Parents try to provide their children with healthful diets, and thus many avoid full calorie soft drinks because they re concerned about the sugar such beverages contain. Instead, they often turn to fruit drinks because everyone knows that fruits are healthy. An important fact about fruit drinks that parents may not be aware of is that such drinks contain only ten percent or less real fruit juice by definition.
And a new study published in Public Health Nutrition finds that parents are often unaware of the sugar content of fruit drinks, sports drinks and flavored waters. Christina R. Munsel and colleagues of the Rudd Center for Food Policy and Obesity (recently relocated to the University of Connecticut) evaluated the results of an online survey of nearly 1000 parents of 2- to 17-year-olds. Parents provided the categories and brands of sugary drinks they gave their children. In addition, they indicated which categories and brands they thought were healthy options. Ingredients of concern included caffeine, sugar and artificial sweeteners. Approximately one-third of participants reported that their purchase choices were significantly influenced by ingredient claims on package labels.

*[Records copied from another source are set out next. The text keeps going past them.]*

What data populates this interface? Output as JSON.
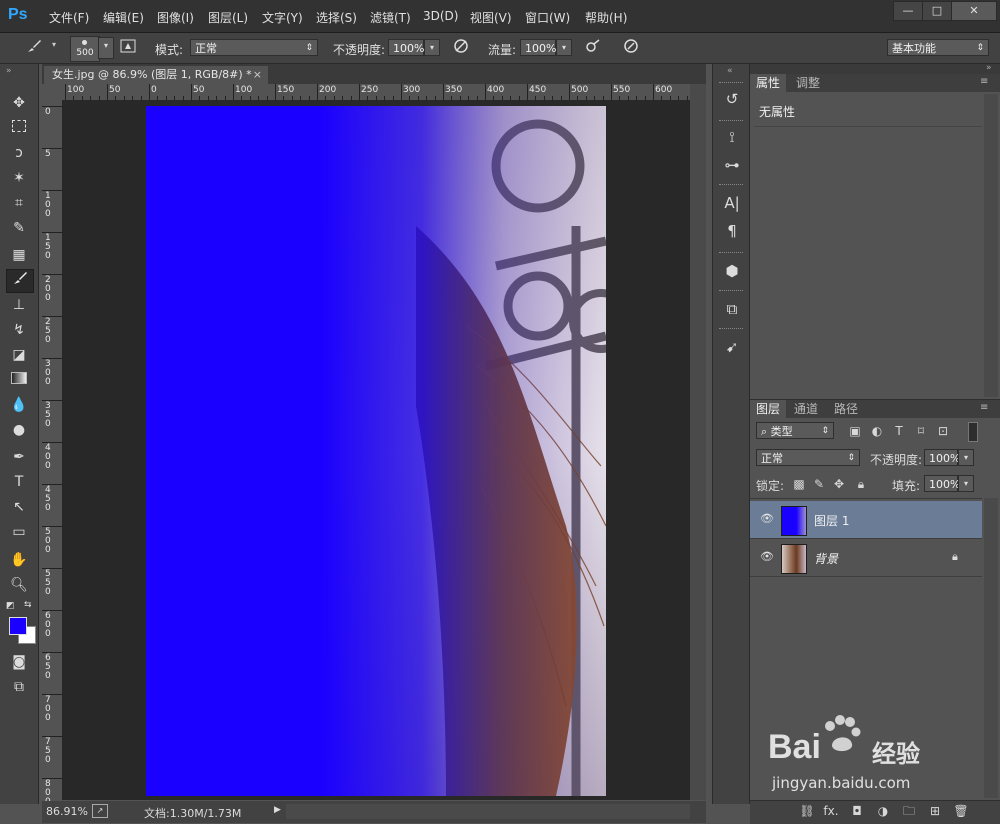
{
  "app": {
    "logo": "Ps"
  },
  "menu": [
    "文件(F)",
    "编辑(E)",
    "图像(I)",
    "图层(L)",
    "文字(Y)",
    "选择(S)",
    "滤镜(T)",
    "3D(D)",
    "视图(V)",
    "窗口(W)",
    "帮助(H)"
  ],
  "window_controls": {
    "minimize": "—",
    "maximize": "□",
    "close": "✕"
  },
  "options": {
    "brush_size": "500",
    "mode_label": "模式:",
    "mode_value": "正常",
    "opacity_label": "不透明度:",
    "opacity_value": "100%",
    "flow_label": "流量:",
    "flow_value": "100%",
    "workspace": "基本功能"
  },
  "document": {
    "tab_title": "女生.jpg @ 86.9% (图层 1, RGB/8#) *",
    "tab_close": "×",
    "ruler_h_labels": [
      "100",
      "50",
      "0",
      "50",
      "100",
      "150",
      "200",
      "250",
      "300",
      "350",
      "400",
      "450",
      "500",
      "550",
      "600"
    ],
    "ruler_v_labels": [
      "0",
      "5",
      "1\n0\n0",
      "1\n5\n0",
      "2\n0\n0",
      "2\n5\n0",
      "3\n0\n0",
      "3\n5\n0",
      "4\n0\n0",
      "4\n5\n0",
      "5\n0\n0",
      "5\n5\n0",
      "6\n0\n0",
      "6\n5\n0",
      "7\n0\n0",
      "7\n5\n0",
      "8\n0\n0"
    ],
    "zoom": "86.91%",
    "doc_info": "文档:1.30M/1.73M"
  },
  "colors": {
    "foreground": "#1a00ff",
    "background": "#ffffff",
    "panel_bg": "#535353",
    "selected_layer": "#6b7d96"
  },
  "properties_panel": {
    "tabs": [
      "属性",
      "调整"
    ],
    "content": "无属性"
  },
  "layers_panel": {
    "tabs": [
      "图层",
      "通道",
      "路径"
    ],
    "filter_label": "类型",
    "blend_mode": "正常",
    "opacity_label": "不透明度:",
    "opacity_value": "100%",
    "lock_label": "锁定:",
    "fill_label": "填充:",
    "fill_value": "100%",
    "layers": [
      {
        "name": "图层 1",
        "selected": true
      },
      {
        "name": "背景",
        "selected": false,
        "locked": true
      }
    ],
    "bottom_icons": [
      "link-icon",
      "fx-icon",
      "mask-icon",
      "adjustment-icon",
      "group-icon",
      "new-layer-icon",
      "trash-icon"
    ],
    "bottom_fx": "fx."
  },
  "watermark": {
    "brand_latin": "Bai",
    "brand_han": "经验",
    "url": "jingyan.baidu.com"
  }
}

Eighty percent of the responding parents were women. Twenty-one percent of the children were 2-5 years old, 32 percent were 6-11 years old, and 47 percent were 12-17 years old. The investigators found that 88 percent of respondents rated all fruit juices as somewhat or very healthy, while only 5 percent put soda in the same category. Nearly half thought flavored waters were healthy, and over 25 percent put fruit drinks and sports drinks in that category. Not surprisingly, more parents who provided a particular category of beverage for their children thought they were healthy than parents who did not provide them - only 4 percent of parents questioned provided none of the categories of drink in question.
The researchers reported that misperceptions about fruit drinks were common 80 percent of parents with children under 12 years old said they provided their children with such drinks, even though these drinks contain the same amount of sugar on average as regular soda and typically contain 10% fruit juice or less. Further, parents were ten times more likely to consider flavored waters to be healthy and six times more likely to consider fruit drinks to be healthy compared with regular soda. Parents also relied on ingredient claims on packages to help them decide which drinks were healthy.
ACSH s Dr. Ruth Kava commented, While we don t believe that sugar per se is toxic for children, it is important to adhere to the adage, everything in moderation. Further, while sodas are vilified because of their sugar content, obviously parents are not aware that other sweetened beverages contain an equal amount of sugar. Thus, public health messages should certainly alert parents to these facts and emphasize that the truth about ingredients can be found on the back of packaged drinks, not in many of the claims on the front.